Depression raises a person’s stress hormones, which can build up arterial plaque and cause inflammation. People with depression are not only more likely to develop heart problems, but have worse cases and a higher mortality rate.
The release of stress hormones increases your heart rate, which in turn, leads to higher blood pressure.
A recent Yale study showed that people who developed pancreatic cancer were likely to have experienced depression, more so than sufferers of other types of cancer.
One of the hormones released during stress is cortisol, which raises blood sugar, leading to an increased risk of diabetes. It can also be difficult for people with depression to find motivation to eat right and keep healthy.
Depression may reduce the amount of calcium in your bones and it’s thought that long-term use of antidepressants can also contribute to this.
It’s possible that major depression damages the brain, causing Parkinson’s, and that antidepressants contribute to its development. Parkinson’s may also just be an early symptom of the disease.
Depression may be one of the early warning signs of dementia.

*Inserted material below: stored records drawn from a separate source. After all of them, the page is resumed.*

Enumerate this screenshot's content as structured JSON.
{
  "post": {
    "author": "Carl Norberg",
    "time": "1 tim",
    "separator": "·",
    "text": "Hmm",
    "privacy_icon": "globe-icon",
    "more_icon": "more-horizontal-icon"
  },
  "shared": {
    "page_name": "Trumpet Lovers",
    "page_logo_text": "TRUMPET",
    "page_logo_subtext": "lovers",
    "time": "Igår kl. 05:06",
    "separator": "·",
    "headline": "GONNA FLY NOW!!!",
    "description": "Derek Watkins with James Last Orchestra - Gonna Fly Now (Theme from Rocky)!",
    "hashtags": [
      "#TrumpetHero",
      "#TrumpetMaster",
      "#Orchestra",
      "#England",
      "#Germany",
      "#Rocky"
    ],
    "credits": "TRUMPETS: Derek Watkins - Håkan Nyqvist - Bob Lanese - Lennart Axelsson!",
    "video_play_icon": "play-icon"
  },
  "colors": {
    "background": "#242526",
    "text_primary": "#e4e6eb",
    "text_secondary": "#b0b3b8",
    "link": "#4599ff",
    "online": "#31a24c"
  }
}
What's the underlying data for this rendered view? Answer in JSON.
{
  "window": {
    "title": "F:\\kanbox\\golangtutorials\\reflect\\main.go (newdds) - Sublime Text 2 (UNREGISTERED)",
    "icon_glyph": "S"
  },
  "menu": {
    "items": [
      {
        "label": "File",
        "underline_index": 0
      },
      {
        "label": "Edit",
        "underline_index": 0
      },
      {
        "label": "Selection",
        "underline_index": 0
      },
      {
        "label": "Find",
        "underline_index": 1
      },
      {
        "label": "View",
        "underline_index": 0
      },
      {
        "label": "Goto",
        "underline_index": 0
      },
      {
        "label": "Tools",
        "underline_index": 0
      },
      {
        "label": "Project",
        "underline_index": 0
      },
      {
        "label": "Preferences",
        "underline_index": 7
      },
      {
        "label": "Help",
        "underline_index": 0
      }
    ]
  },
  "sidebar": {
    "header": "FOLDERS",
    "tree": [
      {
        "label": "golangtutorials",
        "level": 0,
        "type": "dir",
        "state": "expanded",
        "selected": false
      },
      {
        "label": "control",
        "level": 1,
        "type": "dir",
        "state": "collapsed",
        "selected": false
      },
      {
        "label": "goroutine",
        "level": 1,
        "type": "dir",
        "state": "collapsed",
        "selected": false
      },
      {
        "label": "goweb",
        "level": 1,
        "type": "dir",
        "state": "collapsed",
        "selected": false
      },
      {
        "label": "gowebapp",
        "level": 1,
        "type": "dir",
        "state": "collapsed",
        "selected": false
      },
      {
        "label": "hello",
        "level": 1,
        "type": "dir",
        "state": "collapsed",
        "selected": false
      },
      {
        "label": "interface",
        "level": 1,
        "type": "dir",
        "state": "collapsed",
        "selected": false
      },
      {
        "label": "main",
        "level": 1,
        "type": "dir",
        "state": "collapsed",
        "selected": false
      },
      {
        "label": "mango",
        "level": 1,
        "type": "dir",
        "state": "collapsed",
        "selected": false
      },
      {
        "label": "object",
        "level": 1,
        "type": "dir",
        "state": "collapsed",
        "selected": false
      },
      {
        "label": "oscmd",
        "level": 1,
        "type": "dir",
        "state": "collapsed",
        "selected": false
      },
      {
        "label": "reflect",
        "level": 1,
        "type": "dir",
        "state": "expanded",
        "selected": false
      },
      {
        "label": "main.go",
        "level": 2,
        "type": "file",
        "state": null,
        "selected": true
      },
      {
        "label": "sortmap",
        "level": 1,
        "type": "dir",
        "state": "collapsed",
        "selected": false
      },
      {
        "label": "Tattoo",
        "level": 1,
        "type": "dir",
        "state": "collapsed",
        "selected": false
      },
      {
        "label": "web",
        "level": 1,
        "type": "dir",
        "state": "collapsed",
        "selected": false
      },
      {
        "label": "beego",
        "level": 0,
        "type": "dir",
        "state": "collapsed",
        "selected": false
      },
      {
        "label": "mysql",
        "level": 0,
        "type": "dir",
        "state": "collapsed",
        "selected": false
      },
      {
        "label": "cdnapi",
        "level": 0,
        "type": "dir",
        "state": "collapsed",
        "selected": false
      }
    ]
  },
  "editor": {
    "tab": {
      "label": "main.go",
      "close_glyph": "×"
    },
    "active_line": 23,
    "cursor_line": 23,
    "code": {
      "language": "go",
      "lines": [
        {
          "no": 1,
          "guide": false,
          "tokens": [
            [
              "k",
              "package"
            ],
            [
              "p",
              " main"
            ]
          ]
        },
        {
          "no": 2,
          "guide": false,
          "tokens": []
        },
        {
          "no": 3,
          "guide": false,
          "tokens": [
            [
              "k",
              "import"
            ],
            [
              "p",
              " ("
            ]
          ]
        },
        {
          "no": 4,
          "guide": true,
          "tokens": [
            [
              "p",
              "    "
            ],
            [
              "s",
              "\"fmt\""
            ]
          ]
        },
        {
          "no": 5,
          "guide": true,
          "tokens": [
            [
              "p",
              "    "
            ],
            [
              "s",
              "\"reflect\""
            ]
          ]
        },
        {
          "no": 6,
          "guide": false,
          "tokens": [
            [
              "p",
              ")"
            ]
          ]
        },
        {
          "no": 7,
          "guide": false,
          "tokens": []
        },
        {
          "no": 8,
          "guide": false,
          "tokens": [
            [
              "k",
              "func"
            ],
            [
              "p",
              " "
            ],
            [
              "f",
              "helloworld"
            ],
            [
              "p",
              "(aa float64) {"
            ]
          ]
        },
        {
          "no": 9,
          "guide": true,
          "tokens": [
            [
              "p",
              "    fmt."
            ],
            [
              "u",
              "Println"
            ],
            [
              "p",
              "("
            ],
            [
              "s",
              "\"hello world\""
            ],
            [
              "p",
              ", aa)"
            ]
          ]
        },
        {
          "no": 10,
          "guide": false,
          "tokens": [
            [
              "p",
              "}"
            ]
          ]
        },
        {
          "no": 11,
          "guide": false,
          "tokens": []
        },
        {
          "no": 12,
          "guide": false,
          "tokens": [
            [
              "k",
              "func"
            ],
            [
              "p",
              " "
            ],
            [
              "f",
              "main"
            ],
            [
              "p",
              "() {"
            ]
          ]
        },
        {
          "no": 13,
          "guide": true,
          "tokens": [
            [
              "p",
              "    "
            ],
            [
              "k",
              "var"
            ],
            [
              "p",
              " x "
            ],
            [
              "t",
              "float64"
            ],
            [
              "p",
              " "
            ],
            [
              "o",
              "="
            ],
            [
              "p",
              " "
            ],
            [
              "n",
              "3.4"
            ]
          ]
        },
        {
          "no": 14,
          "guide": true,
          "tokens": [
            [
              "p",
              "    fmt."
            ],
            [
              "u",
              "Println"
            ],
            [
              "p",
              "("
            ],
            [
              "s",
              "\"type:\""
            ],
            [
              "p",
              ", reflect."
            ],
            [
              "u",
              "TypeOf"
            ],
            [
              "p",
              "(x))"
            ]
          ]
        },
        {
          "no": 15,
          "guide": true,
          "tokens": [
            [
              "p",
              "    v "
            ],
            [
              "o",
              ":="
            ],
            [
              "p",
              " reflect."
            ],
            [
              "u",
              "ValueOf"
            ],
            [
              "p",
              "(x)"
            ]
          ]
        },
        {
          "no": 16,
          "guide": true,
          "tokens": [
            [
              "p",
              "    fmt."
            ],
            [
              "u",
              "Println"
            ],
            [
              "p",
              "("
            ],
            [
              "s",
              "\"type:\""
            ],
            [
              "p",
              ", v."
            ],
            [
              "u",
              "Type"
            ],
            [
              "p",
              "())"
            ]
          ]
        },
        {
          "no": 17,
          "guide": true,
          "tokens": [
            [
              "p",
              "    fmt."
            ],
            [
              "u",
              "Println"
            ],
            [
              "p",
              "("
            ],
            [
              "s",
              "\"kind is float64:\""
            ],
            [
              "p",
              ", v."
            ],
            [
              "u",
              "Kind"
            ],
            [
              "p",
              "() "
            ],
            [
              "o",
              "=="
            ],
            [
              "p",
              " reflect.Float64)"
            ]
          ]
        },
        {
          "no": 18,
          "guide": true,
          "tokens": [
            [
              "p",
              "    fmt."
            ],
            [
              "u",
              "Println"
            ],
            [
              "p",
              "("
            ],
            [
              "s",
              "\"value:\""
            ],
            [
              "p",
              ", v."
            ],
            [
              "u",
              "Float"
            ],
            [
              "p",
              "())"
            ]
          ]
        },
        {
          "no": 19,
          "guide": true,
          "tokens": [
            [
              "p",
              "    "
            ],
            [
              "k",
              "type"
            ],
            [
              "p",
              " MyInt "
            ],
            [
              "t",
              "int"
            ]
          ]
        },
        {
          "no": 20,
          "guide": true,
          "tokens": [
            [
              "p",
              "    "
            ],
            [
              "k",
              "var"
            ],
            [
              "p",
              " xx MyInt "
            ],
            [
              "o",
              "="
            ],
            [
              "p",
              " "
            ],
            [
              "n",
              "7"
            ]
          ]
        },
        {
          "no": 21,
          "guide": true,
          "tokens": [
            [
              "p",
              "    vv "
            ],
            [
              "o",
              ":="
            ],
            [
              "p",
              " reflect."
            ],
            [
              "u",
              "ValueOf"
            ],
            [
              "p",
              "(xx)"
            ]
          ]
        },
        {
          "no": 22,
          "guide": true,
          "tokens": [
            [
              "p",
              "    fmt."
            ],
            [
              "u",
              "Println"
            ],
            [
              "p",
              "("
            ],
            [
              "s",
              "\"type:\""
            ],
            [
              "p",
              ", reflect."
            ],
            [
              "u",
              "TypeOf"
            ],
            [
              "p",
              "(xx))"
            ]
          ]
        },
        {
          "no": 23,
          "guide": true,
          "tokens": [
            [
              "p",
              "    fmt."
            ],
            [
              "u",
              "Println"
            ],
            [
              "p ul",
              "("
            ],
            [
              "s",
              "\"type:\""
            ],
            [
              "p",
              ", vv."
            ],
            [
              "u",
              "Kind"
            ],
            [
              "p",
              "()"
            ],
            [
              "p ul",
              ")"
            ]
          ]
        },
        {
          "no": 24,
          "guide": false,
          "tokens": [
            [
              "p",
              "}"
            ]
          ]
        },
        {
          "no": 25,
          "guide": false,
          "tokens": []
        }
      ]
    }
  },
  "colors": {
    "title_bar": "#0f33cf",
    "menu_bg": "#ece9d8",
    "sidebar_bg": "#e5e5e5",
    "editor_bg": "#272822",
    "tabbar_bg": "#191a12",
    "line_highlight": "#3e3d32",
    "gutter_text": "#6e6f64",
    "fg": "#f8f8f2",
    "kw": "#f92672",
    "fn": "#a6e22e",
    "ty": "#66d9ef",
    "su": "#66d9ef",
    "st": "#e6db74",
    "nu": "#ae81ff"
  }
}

People with depression can have trouble recognising the long-term effects of unhealthy behaviours and find it difficult to maintain a healthy diet and regular exercise.
Depression and thyroid conditions share a lot of similar symptoms, leading to common misdiagnoses. It is thought that depression may be a symptom of an underactive or overactive thyroid.
With all these increased health risks associated with depression, it’s vital that you look after your mental health.
Once diagnosed, depression can be treated in a variety of ways to help alleviate your symptoms and hopefully overcome the condition altogether. Treatments can include:
While treating depression is crucial, it’s equally important to practise healthy lifestyle behaviours to help reduce the effect of symptoms or prevent the onset of depression.
So what can you do?
Depression is not something that will just go away if you ignore it. It will likely continue to worsen over time if nothing is done to treat it, but with the help services available, it is very possible to nip depression in the bud.
If you think you might have depression, book a visit to your GP or a mental health specialist, who can work with you to create a tailored mental health care plan.
Remember, it’s OK to not be OK.